Television shows have produced representations similar to those on the big screen. The 1960s Bewitched spoofed amoral and neurotic admen. In the 1980s, Thirty-something could have been the continuation of Lost in America, with its protagonists wrestling with their baby boomer idealism and sense of ambition. Today, the most consistent representation of advertising is Melrose Place's D & D agency, where Heather Locklear shows once again that advertising is a good place for women to succeed in business.
And on the big screen, slams do keep coming. There's Crazy People (1990), in which Dudley Moore's adman has a nervous breakdown, but churns out successful campaigns from an asylum. Or check out the smarmy ad guys who try to hit on Jennifer Lopez in Out of Sight (1998).
"There will still be representations of ad guys as hucksters," says Rich Rosenthal, "but with a '90s sensibility. It all depends on what the movie needs."
Hollywood's reliance on formula means advertising will remain a target. But the disparaging representations begin to look flat when you consider how important Madison Avenue has become to Tinseltown. According to Steve Oederkerk, "The TV campaigns for a movie account for almost the entire audience that attends that movie."
That means studio movies are being made with an acute awareness of how successfully they can be advertised. "Probably before I even started writing the script for The Nutty Professor," Oederkerk says, "there were certain visuals I wanted to use which I knew would end up in the marketing campaign -- like the giant Sherman walking down the street."
And while advertising enjoys an ongoing creative renaissance, Hollywood relies more and more on product tie-ins, appropriates quick-edit commercial techniques and A-lists commercial directors like Michael Bay (Armageddon) and Simon West (Con Air), who produce some of its most inane, artless fare.

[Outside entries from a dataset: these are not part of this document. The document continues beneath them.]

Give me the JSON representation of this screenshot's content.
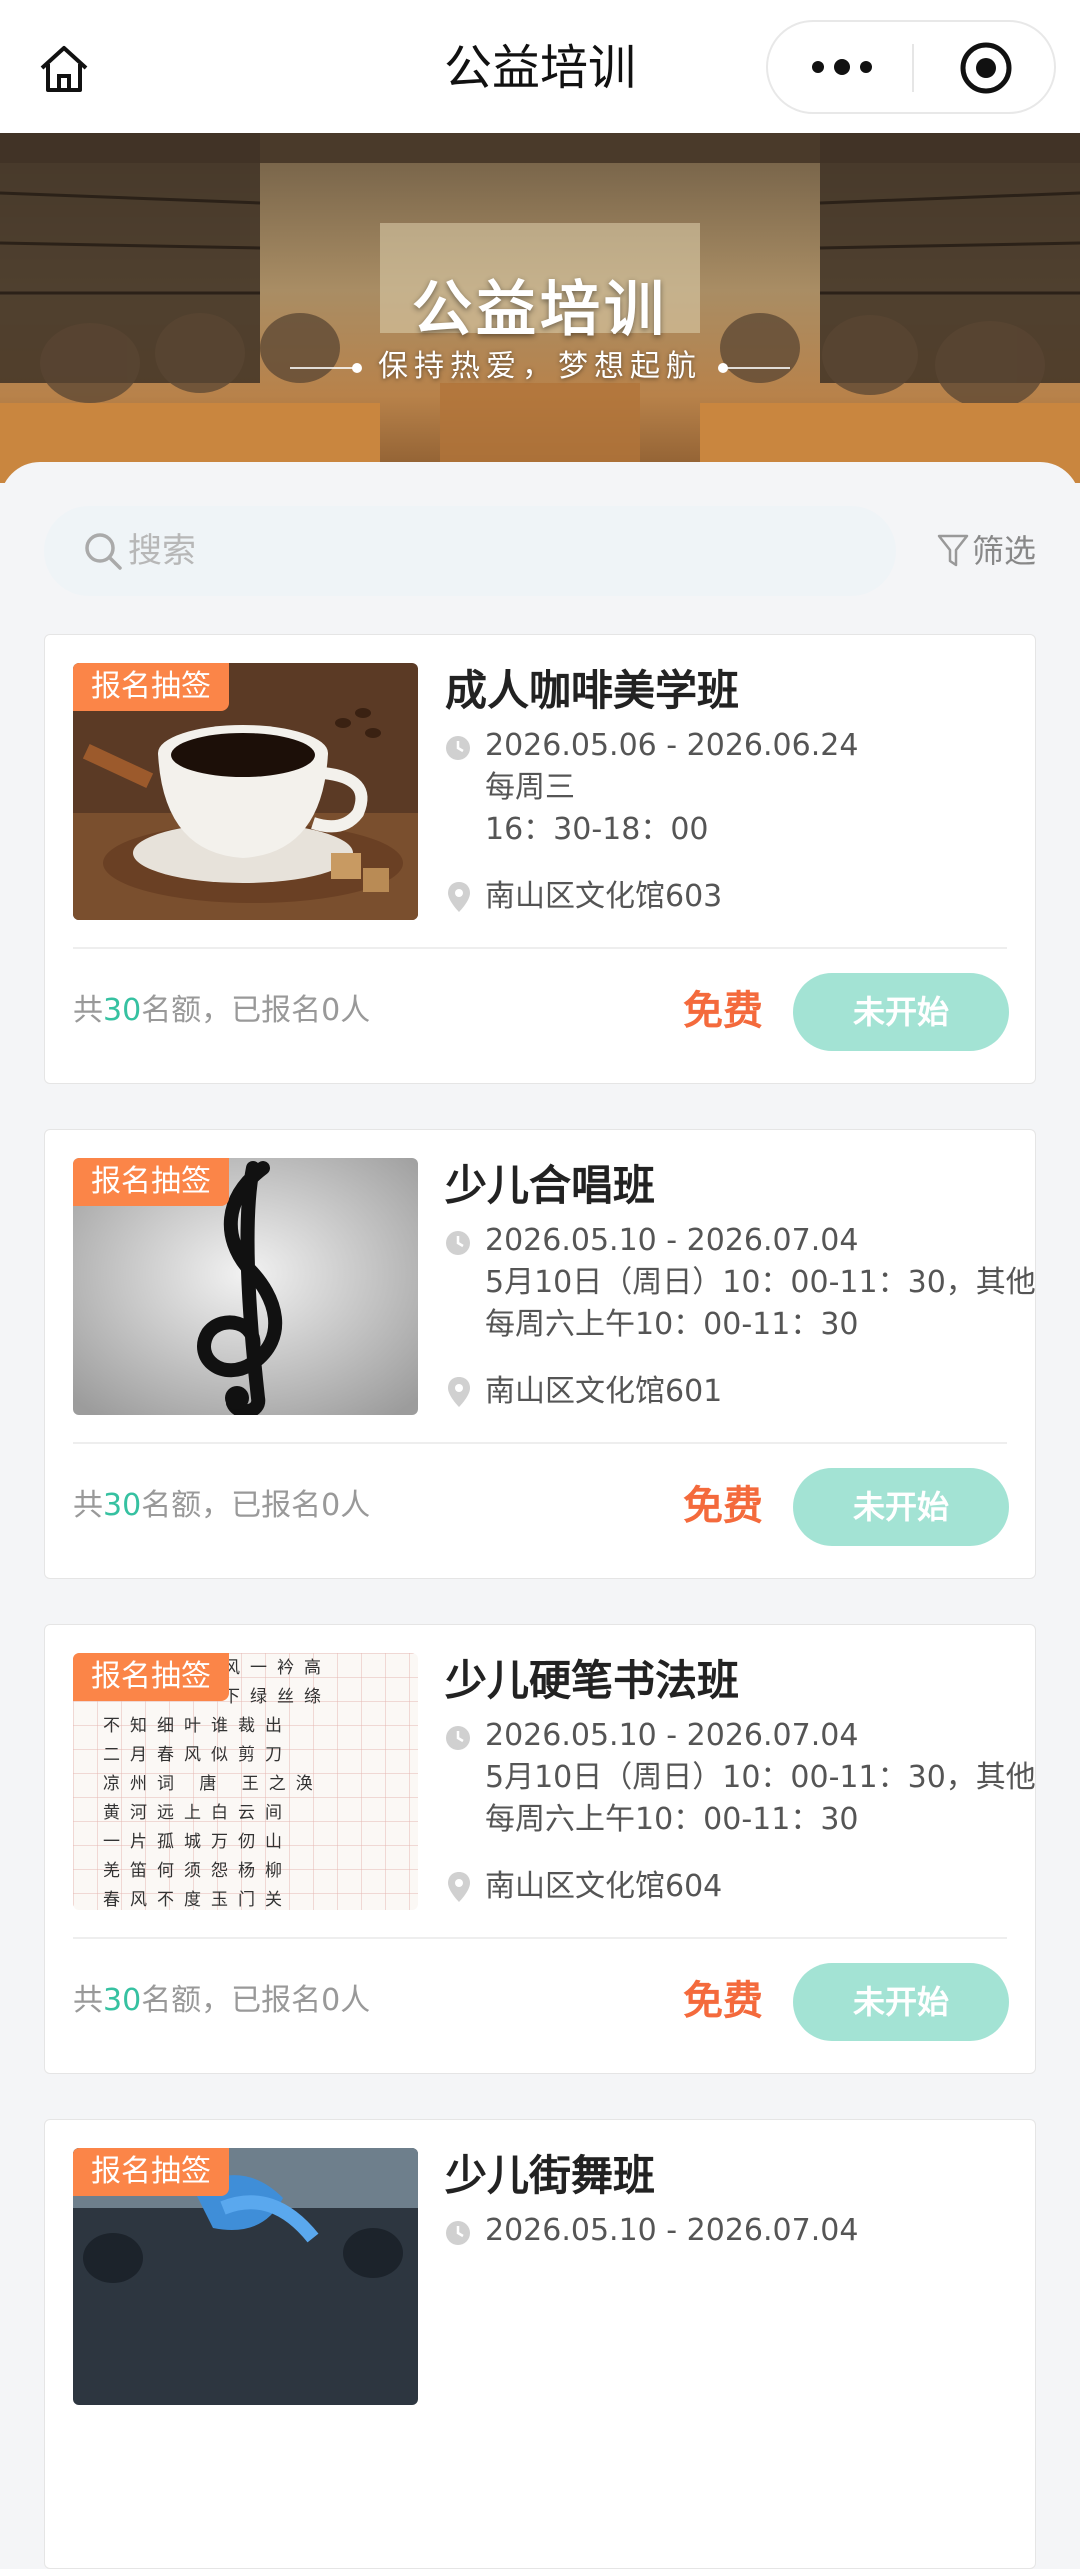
{
  "nav": {
    "title": "公益培训"
  },
  "banner": {
    "title": "公益培训",
    "subtitle": "保持热爱，梦想起航"
  },
  "search": {
    "placeholder": "搜索",
    "filter_label": "筛选"
  },
  "courses": [
    {
      "tag": "报名抽签",
      "title": "成人咖啡美学班",
      "date_range": "2026.05.06 - 2026.06.24",
      "schedule_1": "每周三",
      "schedule_2": "16：30-18：00",
      "location": "南山区文化馆603",
      "quota_prefix": "共",
      "quota_num": "30",
      "quota_suffix": "名额，已报名0人",
      "price": "免费",
      "status": "未开始",
      "thumb_icon": "coffee-cup-image"
    },
    {
      "tag": "报名抽签",
      "title": "少儿合唱班",
      "date_range": "2026.05.10 - 2026.07.04",
      "schedule_1": "5月10日（周日）10：00-11：30，其他",
      "schedule_2": "每周六上午10：00-11：30",
      "location": "南山区文化馆601",
      "quota_prefix": "共",
      "quota_num": "30",
      "quota_suffix": "名额，已报名0人",
      "price": "免费",
      "status": "未开始",
      "thumb_icon": "treble-clef-image"
    },
    {
      "tag": "报名抽签",
      "title": "少儿硬笔书法班",
      "date_range": "2026.05.10 - 2026.07.04",
      "schedule_1": "5月10日（周日）10：00-11：30，其他",
      "schedule_2": "每周六上午10：00-11：30",
      "location": "南山区文化馆604",
      "quota_prefix": "共",
      "quota_num": "30",
      "quota_suffix": "名额，已报名0人",
      "price": "免费",
      "status": "未开始",
      "thumb_icon": "calligraphy-grid-image"
    },
    {
      "tag": "报名抽签",
      "title": "少儿街舞班",
      "date_range": "2026.05.10 - 2026.07.04",
      "thumb_icon": "street-dance-image"
    }
  ],
  "calligraphy_chars": [
    "风一衿高",
    "下绿丝绦",
    "不知细叶谁裁出",
    "二月春风似剪刀",
    "凉州词 唐 王之涣",
    "黄河远上白云间",
    "一片孤城万仞山",
    "羌笛何须怨杨柳",
    "春风不度玉门关"
  ],
  "colors": {
    "accent": "#36c1a1",
    "price": "#f46a3c",
    "tag": "#fb8548",
    "status_button": "#a3e3d4"
  }
}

It seems Hollywood has not heeded its own portrayal of the adman as amoral, superficial and greedy. It has slowly melded into what it has mocked so mercilessly. Sounds like a Twilight Zone episode . . . meets The Player.
Someone should write a screenplay about it.